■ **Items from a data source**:
Segment Open
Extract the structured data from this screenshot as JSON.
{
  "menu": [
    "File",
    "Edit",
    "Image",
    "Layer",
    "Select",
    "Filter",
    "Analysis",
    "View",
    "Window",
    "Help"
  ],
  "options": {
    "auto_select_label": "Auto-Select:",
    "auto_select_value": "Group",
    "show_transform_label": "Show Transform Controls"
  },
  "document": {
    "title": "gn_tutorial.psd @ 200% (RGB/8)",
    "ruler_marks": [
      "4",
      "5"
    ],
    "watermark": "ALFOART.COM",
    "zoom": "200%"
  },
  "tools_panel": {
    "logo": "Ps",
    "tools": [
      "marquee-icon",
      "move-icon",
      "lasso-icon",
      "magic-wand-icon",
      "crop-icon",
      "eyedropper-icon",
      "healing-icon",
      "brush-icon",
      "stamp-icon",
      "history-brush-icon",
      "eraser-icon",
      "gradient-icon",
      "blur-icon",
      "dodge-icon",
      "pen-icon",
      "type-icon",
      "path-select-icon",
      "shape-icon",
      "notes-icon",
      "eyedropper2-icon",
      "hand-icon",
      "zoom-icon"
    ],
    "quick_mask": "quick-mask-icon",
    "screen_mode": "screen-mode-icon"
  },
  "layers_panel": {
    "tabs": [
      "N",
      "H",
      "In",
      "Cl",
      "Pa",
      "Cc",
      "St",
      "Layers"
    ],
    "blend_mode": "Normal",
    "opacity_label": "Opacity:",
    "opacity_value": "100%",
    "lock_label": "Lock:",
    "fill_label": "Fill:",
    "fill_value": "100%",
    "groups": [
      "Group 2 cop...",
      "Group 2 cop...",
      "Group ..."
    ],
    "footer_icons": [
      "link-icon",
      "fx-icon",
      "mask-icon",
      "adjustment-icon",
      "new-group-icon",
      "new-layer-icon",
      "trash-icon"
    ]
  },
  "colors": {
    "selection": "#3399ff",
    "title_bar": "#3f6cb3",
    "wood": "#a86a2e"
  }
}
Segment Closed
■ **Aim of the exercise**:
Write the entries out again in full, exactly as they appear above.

■ **Task output**:
Extract the structured data from this screenshot as JSON.
{
  "menu": [
    "File",
    "Edit",
    "Image",
    "Layer",
    "Select",
    "Filter",
    "Analysis",
    "View",
    "Window",
    "Help"
  ],
  "options": {
    "auto_select_label": "Auto-Select:",
    "auto_select_value": "Group",
    "show_transform_label": "Show Transform Controls"
  },
  "document": {
    "title": "gn_tutorial.psd @ 200% (RGB/8)",
    "ruler_marks": [
      "4",
      "5"
    ],
    "watermark": "ALFOART.COM",
    "zoom": "200%"
  },
  "tools_panel": {
    "logo": "Ps",
    "tools": [
      "marquee-icon",
      "move-icon",
      "lasso-icon",
      "magic-wand-icon",
      "crop-icon",
      "eyedropper-icon",
      "healing-icon",
      "brush-icon",
      "stamp-icon",
      "history-brush-icon",
      "eraser-icon",
      "gradient-icon",
      "blur-icon",
      "dodge-icon",
      "pen-icon",
      "type-icon",
      "path-select-icon",
      "shape-icon",
      "notes-icon",
      "eyedropper2-icon",
      "hand-icon",
      "zoom-icon"
    ],
    "quick_mask": "quick-mask-icon",
    "screen_mode": "screen-mode-icon"
  },
  "layers_panel": {
    "tabs": [
      "N",
      "H",
      "In",
      "Cl",
      "Pa",
      "Cc",
      "St",
      "Layers"
    ],
    "blend_mode": "Normal",
    "opacity_label": "Opacity:",
    "opacity_value": "100%",
    "lock_label": "Lock:",
    "fill_label": "Fill:",
    "fill_value": "100%",
    "groups": [
      "Group 2 cop...",
      "Group 2 cop...",
      "Group ..."
    ],
    "footer_icons": [
      "link-icon",
      "fx-icon",
      "mask-icon",
      "adjustment-icon",
      "new-group-icon",
      "new-layer-icon",
      "trash-icon"
    ]
  },
  "colors": {
    "selection": "#3399ff",
    "title_bar": "#3f6cb3",
    "wood": "#a86a2e"
  }
}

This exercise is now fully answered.